WORK TASK –
No pictures in the copy. Write out the listing below exactly.
━━━ RECORDS FOR THE TASK ━━━
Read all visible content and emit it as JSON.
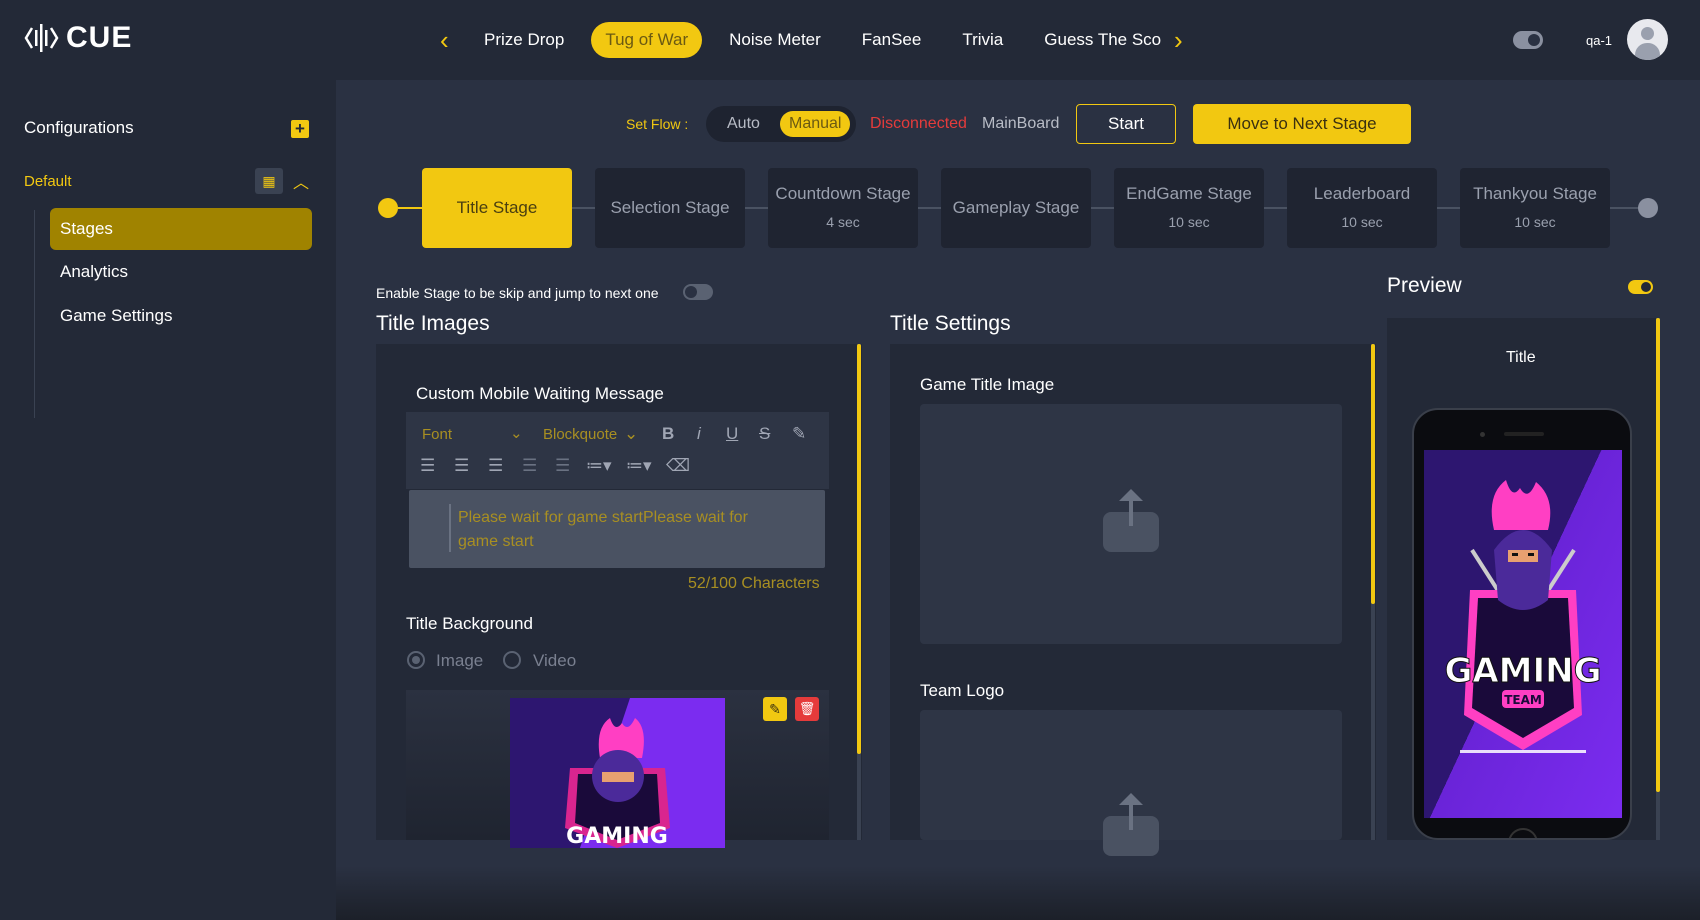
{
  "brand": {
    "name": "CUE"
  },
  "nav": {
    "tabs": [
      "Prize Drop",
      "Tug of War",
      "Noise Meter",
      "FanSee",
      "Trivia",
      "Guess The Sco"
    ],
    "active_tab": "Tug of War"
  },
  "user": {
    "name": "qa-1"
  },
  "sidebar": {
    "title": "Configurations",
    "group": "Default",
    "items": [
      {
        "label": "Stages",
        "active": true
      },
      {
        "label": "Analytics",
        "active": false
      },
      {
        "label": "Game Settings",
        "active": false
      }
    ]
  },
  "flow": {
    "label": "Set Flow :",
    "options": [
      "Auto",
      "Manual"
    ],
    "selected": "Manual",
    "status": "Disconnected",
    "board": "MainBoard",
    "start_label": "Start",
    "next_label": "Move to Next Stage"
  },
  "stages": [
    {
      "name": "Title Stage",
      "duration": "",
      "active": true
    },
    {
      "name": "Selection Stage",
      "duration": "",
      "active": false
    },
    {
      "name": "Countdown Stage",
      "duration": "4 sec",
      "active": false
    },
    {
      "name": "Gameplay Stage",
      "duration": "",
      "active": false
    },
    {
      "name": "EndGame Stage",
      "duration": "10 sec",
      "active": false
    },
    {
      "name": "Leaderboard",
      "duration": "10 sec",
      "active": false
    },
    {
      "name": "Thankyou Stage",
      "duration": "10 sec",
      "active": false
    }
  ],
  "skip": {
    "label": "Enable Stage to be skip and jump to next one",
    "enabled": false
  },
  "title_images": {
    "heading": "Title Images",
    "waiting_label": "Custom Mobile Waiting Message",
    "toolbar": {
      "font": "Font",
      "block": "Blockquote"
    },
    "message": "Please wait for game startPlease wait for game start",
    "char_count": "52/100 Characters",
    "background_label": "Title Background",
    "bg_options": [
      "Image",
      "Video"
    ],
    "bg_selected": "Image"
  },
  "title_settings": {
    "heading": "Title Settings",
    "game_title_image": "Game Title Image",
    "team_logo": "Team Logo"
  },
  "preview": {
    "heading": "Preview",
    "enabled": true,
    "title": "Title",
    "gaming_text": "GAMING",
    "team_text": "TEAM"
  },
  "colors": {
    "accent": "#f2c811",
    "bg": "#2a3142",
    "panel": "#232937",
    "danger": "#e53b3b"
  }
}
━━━
THE COMPLETED TASK –
Read all visible content and emit it as JSON.
{
  "brand": {
    "name": "CUE"
  },
  "nav": {
    "tabs": [
      "Prize Drop",
      "Tug of War",
      "Noise Meter",
      "FanSee",
      "Trivia",
      "Guess The Sco"
    ],
    "active_tab": "Tug of War"
  },
  "user": {
    "name": "qa-1"
  },
  "sidebar": {
    "title": "Configurations",
    "group": "Default",
    "items": [
      {
        "label": "Stages",
        "active": true
      },
      {
        "label": "Analytics",
        "active": false
      },
      {
        "label": "Game Settings",
        "active": false
      }
    ]
  },
  "flow": {
    "label": "Set Flow :",
    "options": [
      "Auto",
      "Manual"
    ],
    "selected": "Manual",
    "status": "Disconnected",
    "board": "MainBoard",
    "start_label": "Start",
    "next_label": "Move to Next Stage"
  },
  "stages": [
    {
      "name": "Title Stage",
      "duration": "",
      "active": true
    },
    {
      "name": "Selection Stage",
      "duration": "",
      "active": false
    },
    {
      "name": "Countdown Stage",
      "duration": "4 sec",
      "active": false
    },
    {
      "name": "Gameplay Stage",
      "duration": "",
      "active": false
    },
    {
      "name": "EndGame Stage",
      "duration": "10 sec",
      "active": false
    },
    {
      "name": "Leaderboard",
      "duration": "10 sec",
      "active": false
    },
    {
      "name": "Thankyou Stage",
      "duration": "10 sec",
      "active": false
    }
  ],
  "skip": {
    "label": "Enable Stage to be skip and jump to next one",
    "enabled": false
  },
  "title_images": {
    "heading": "Title Images",
    "waiting_label": "Custom Mobile Waiting Message",
    "toolbar": {
      "font": "Font",
      "block": "Blockquote"
    },
    "message": "Please wait for game startPlease wait for game start",
    "char_count": "52/100 Characters",
    "background_label": "Title Background",
    "bg_options": [
      "Image",
      "Video"
    ],
    "bg_selected": "Image"
  },
  "title_settings": {
    "heading": "Title Settings",
    "game_title_image": "Game Title Image",
    "team_logo": "Team Logo"
  },
  "preview": {
    "heading": "Preview",
    "enabled": true,
    "title": "Title",
    "gaming_text": "GAMING",
    "team_text": "TEAM"
  },
  "colors": {
    "accent": "#f2c811",
    "bg": "#2a3142",
    "panel": "#232937",
    "danger": "#e53b3b"
  }
}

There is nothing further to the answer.